If I had just a liiiiitle more room, I’d have taken another pair of shoes. While the sneakers work nicely for doing outdoorsy things, I’d prefer something a little less athletic for just walking around. It would have been nice to take a ‘night out’ top, maybe a medium weight sweater… the list could go on, but I’ve got what I need. Mostly. As sort of a compromise with myself, if I come across something just too good to pass up, I can just switch it out with an item I already have (upgrade!).
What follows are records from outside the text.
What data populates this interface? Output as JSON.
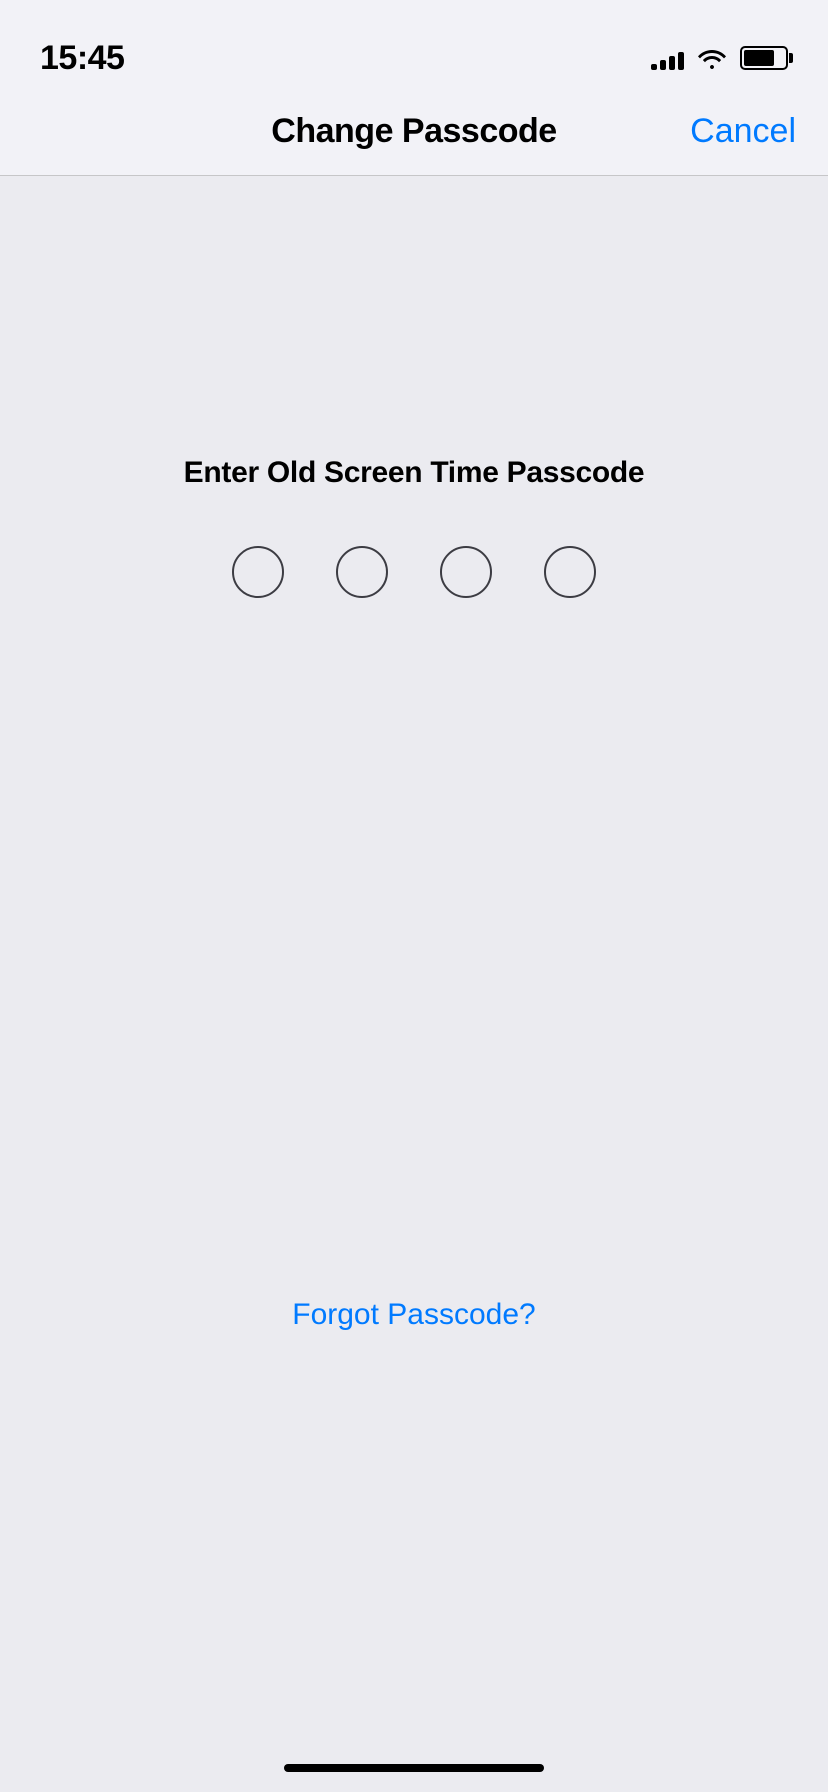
{
  "statusBar": {
    "time": "15:45",
    "signalBars": [
      6,
      10,
      14,
      18,
      22
    ],
    "battery": 75
  },
  "navBar": {
    "title": "Change Passcode",
    "cancelLabel": "Cancel"
  },
  "main": {
    "promptText": "Enter Old Screen Time Passcode",
    "dots": [
      {
        "filled": false
      },
      {
        "filled": false
      },
      {
        "filled": false
      },
      {
        "filled": false
      }
    ],
    "forgotLabel": "Forgot Passcode?"
  },
  "colors": {
    "accent": "#007aff",
    "background": "#ebebf0",
    "navBackground": "#f2f2f7"
  }
}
Between our two backpacks, we pretty much just divided everything that’s either too fragile to go in the carry on (in the event it needs to be checked), or that we will want easy access to. One of the umbrellas was packed away in my luggage, but the smaller and more colorful one (the crappy one we bought in London last year for 3£ that has outlasted countless, more expensive others) is available for quick access. The most important item in my bag is the Nikon D40x. Michael’s bag has the Nikon D3200, and we absolutely love both of them. Having our cameras in the backpack means they’re quick to get at, and that we’re always ready for a photo op.
Michael’s Carry On:
My goal when packing was lots of socks and lots of underwear – accomplished! As Shannon mentioned, the biggest problem we faced is packing for extreme heat and cold. I managed to get in my essentials for both summer (boardshorts, tank tops, and t-shirts) and winter (jacket, gloves, and scarf). I know how inexpensive clothes in Asia are, and wanted to take that into consideration too. The last time we were there I wanted to buy some new clothes, but really didn’t have room in my suitcase to bring them back home. So this time a good amount of the clothes I packed are old, and I don’t mind getting rid of them. Now if I see a new shirt I want to buy, I have no problem leaving another one to make room. One other thing pictured here that I find essential is the waterproof bag. I picked this up in Thailand for about $12 a few years ago. It’s 10 gallons, and fits a good amount of stuff – at least one camera and valuables. Quite handy if you’ll be on the water!
Unfortunately, I could not fit a few things. My shoes are kind of huge, and I wish I could have brought a pair of rain/winter boots, but no luck. Also, most of the winter stuff I did fit is good for the city, but not so good for excursions. It would have been nice to fit some more “ski” clothing.
My backpack has a few interesting things that I’ve come to really rely on while traveling. Especially in Europe and Asia where every airline has some obscure luggage weight limit, you must have a luggage scale! The flexible tripod is also a must. It’s compact, only cost $12 on amazon.com (here), and is strong enough to hold a DSLR camera. I just got the adjustable locking cable for $11, also on amazon (here). I always hear stories of people’s bags getting stolen, or broken into while in their hotel room. So I’m really fastidious about locking our stuff up! With this gem I can make sure all our bags and zippers are secure in the room; tied to a bed post or something that’s immovable. And finally, you may be wondering what a “Camera Spy Lens” is, just see for yourself here.